(Data excerpts)
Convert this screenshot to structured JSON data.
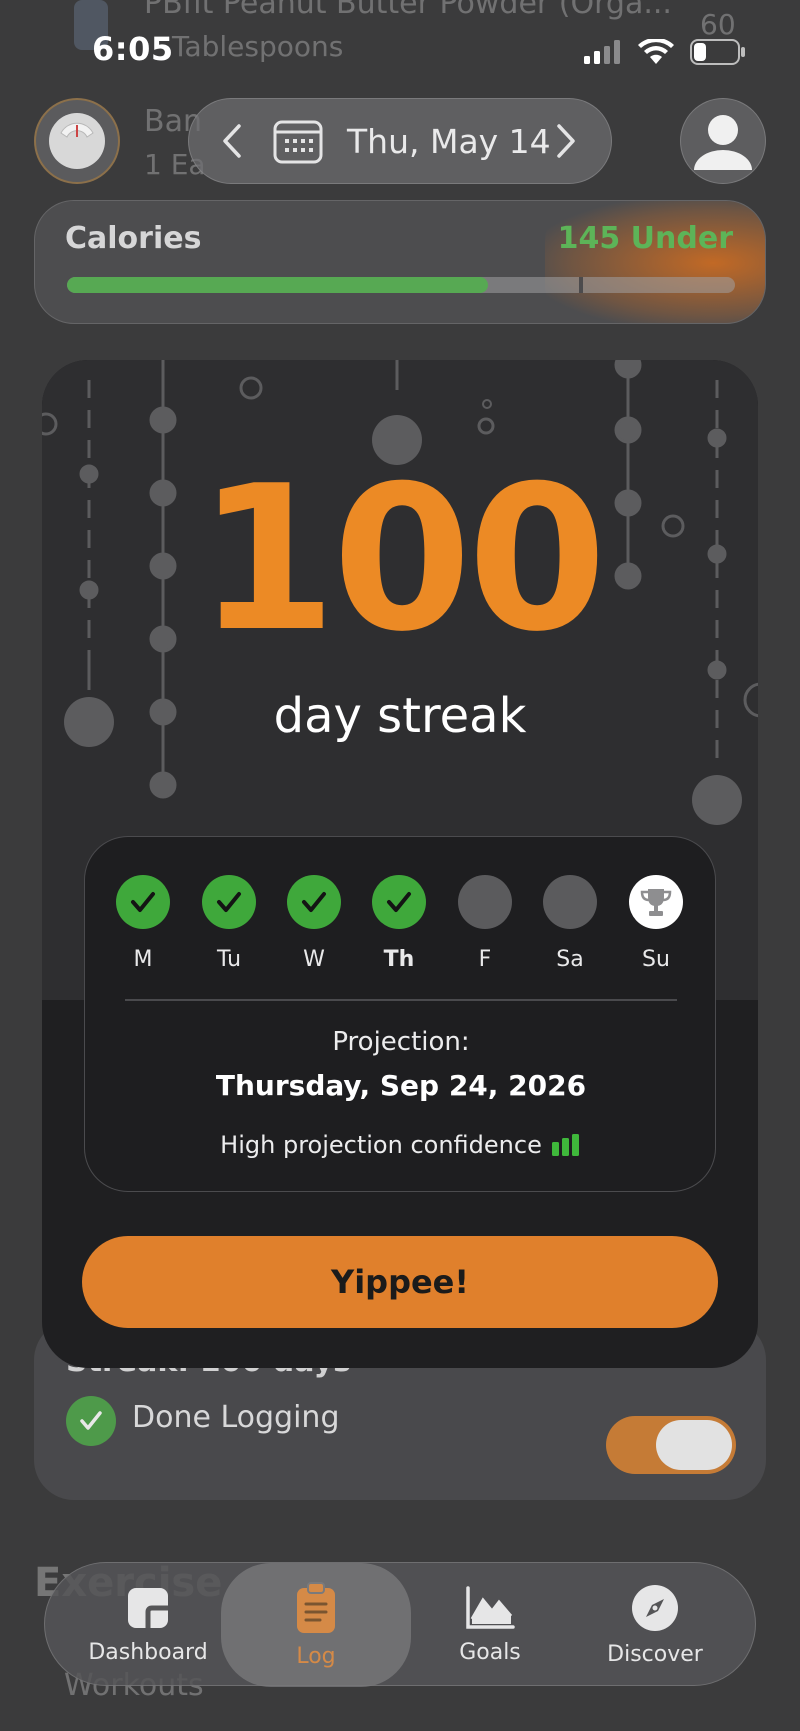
{
  "status_bar": {
    "time": "6:05"
  },
  "background": {
    "food_rows": [
      {
        "name": "PBfit Peanut Butter Powder (Orga...",
        "portion": "Tablespoons",
        "calories": "60"
      },
      {
        "name": "Ban",
        "portion": "1 Ea"
      }
    ],
    "date_nav": {
      "label": "Thu, May 14"
    },
    "calories": {
      "title": "Calories",
      "status": "145 Under",
      "progress": 0.63
    },
    "streak": {
      "title": "Streak: 100 days",
      "done_label": "Done Logging",
      "toggle_on": true
    },
    "section_title": "Exercise",
    "section_item": "Workouts"
  },
  "tabbar": {
    "tabs": [
      {
        "label": "Dashboard",
        "icon": "dashboard-icon",
        "active": false
      },
      {
        "label": "Log",
        "icon": "clipboard-icon",
        "active": true
      },
      {
        "label": "Goals",
        "icon": "chart-icon",
        "active": false
      },
      {
        "label": "Discover",
        "icon": "compass-icon",
        "active": false
      }
    ]
  },
  "modal": {
    "streak_count": "100",
    "streak_label": "day streak",
    "week": [
      {
        "label": "M",
        "state": "done"
      },
      {
        "label": "Tu",
        "state": "done"
      },
      {
        "label": "W",
        "state": "done"
      },
      {
        "label": "Th",
        "state": "done",
        "today": true
      },
      {
        "label": "F",
        "state": "todo"
      },
      {
        "label": "Sa",
        "state": "todo"
      },
      {
        "label": "Su",
        "state": "goal"
      }
    ],
    "projection_label": "Projection:",
    "projection_date": "Thursday, Sep 24, 2026",
    "confidence": "High projection confidence",
    "button": "Yippee!"
  },
  "colors": {
    "accent_orange": "#ec8a25",
    "button_orange": "#e0802c",
    "success_green": "#3fa83b",
    "under_green": "#5db458"
  }
}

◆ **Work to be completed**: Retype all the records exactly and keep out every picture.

◆ **Solution to this exercise**:
Convert this screenshot to structured JSON data.
{
  "status_bar": {
    "time": "6:05"
  },
  "background": {
    "food_rows": [
      {
        "name": "PBfit Peanut Butter Powder (Orga...",
        "portion": "Tablespoons",
        "calories": "60"
      },
      {
        "name": "Ban",
        "portion": "1 Ea"
      }
    ],
    "date_nav": {
      "label": "Thu, May 14"
    },
    "calories": {
      "title": "Calories",
      "status": "145 Under",
      "progress": 0.63
    },
    "streak": {
      "title": "Streak: 100 days",
      "done_label": "Done Logging",
      "toggle_on": true
    },
    "section_title": "Exercise",
    "section_item": "Workouts"
  },
  "tabbar": {
    "tabs": [
      {
        "label": "Dashboard",
        "icon": "dashboard-icon",
        "active": false
      },
      {
        "label": "Log",
        "icon": "clipboard-icon",
        "active": true
      },
      {
        "label": "Goals",
        "icon": "chart-icon",
        "active": false
      },
      {
        "label": "Discover",
        "icon": "compass-icon",
        "active": false
      }
    ]
  },
  "modal": {
    "streak_count": "100",
    "streak_label": "day streak",
    "week": [
      {
        "label": "M",
        "state": "done"
      },
      {
        "label": "Tu",
        "state": "done"
      },
      {
        "label": "W",
        "state": "done"
      },
      {
        "label": "Th",
        "state": "done",
        "today": true
      },
      {
        "label": "F",
        "state": "todo"
      },
      {
        "label": "Sa",
        "state": "todo"
      },
      {
        "label": "Su",
        "state": "goal"
      }
    ],
    "projection_label": "Projection:",
    "projection_date": "Thursday, Sep 24, 2026",
    "confidence": "High projection confidence",
    "button": "Yippee!"
  },
  "colors": {
    "accent_orange": "#ec8a25",
    "button_orange": "#e0802c",
    "success_green": "#3fa83b",
    "under_green": "#5db458"
  }
}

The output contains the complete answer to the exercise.